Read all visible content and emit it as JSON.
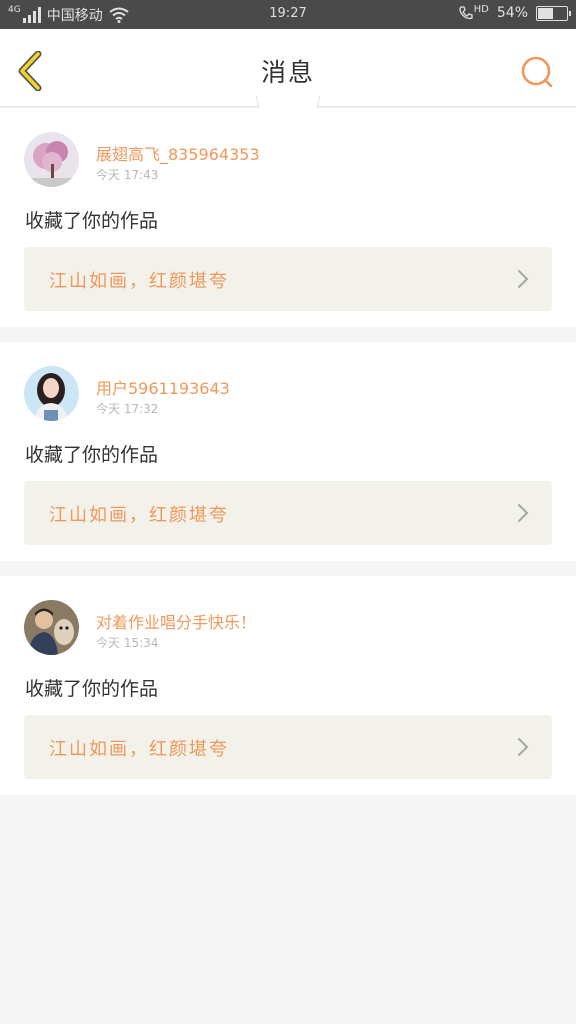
{
  "status_bar": {
    "network": "4G",
    "carrier": "中国移动",
    "time": "19:27",
    "hd": "HD",
    "battery": "54%",
    "battery_level": 0.54
  },
  "header": {
    "title": "消息",
    "back_icon": "chevron-left-icon",
    "search_icon": "search-icon"
  },
  "colors": {
    "accent": "#f0985a",
    "back_arrow": "#f5d327",
    "card_link_bg": "#f3f2ea"
  },
  "messages": [
    {
      "username": "展翅高飞_835964353",
      "time": "今天 17:43",
      "action": "收藏了你的作品",
      "work_title": "江山如画，红颜堪夸"
    },
    {
      "username": "用户5961193643",
      "time": "今天 17:32",
      "action": "收藏了你的作品",
      "work_title": "江山如画，红颜堪夸"
    },
    {
      "username": "对着作业唱分手快乐！",
      "time": "今天 15:34",
      "action": "收藏了你的作品",
      "work_title": "江山如画，红颜堪夸"
    }
  ]
}
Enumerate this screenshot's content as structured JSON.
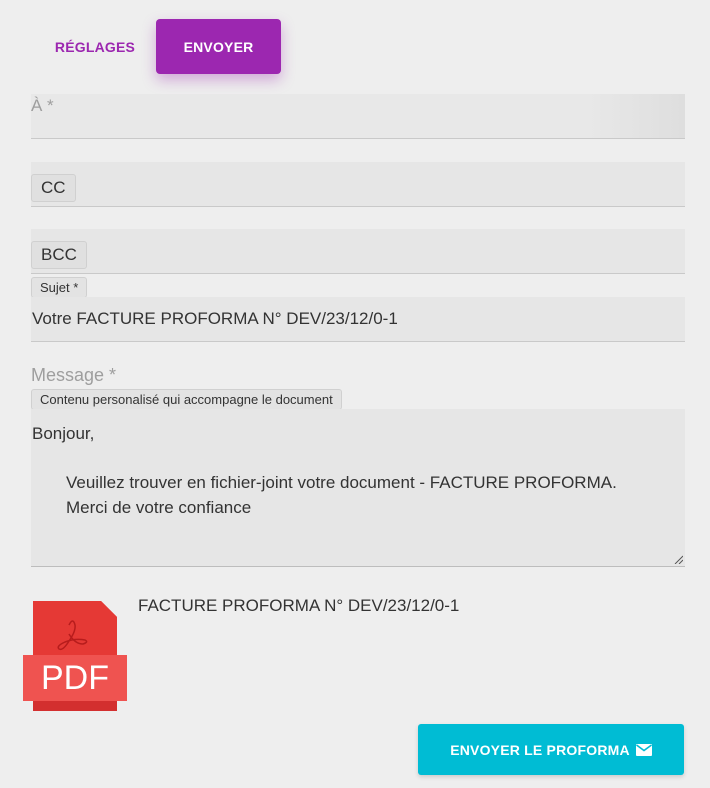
{
  "tabs": [
    {
      "label": "RÉGLAGES",
      "active": false
    },
    {
      "label": "ENVOYER",
      "active": true
    }
  ],
  "form": {
    "to_label": "À *",
    "cc_label": "CC",
    "bcc_label": "BCC",
    "subject_label": "Sujet *",
    "subject_value": "Votre FACTURE PROFORMA N° DEV/23/12/0-1",
    "message_label": "Message *",
    "message_hint": "Contenu personalisé qui accompagne le document",
    "message_lines": [
      "Bonjour,",
      "Veuillez trouver en fichier-joint votre document - FACTURE PROFORMA.",
      "Merci de votre confiance"
    ]
  },
  "attachment": {
    "icon": "pdf-file-icon",
    "badge": "PDF",
    "name": "FACTURE PROFORMA N° DEV/23/12/0-1"
  },
  "send_button": {
    "label": "ENVOYER LE PROFORMA",
    "icon": "mail-icon"
  },
  "colors": {
    "accent": "#9c27b0",
    "button": "#00bcd4",
    "pdf_red": "#e53935",
    "background": "#eeeeee"
  }
}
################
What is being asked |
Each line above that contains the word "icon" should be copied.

Solution to this exercise |
    "back_icon": "chevron-left-icon",
    "search_icon": "search-icon"
    "icon": "pdf-file-icon",
    "icon": "mail-icon"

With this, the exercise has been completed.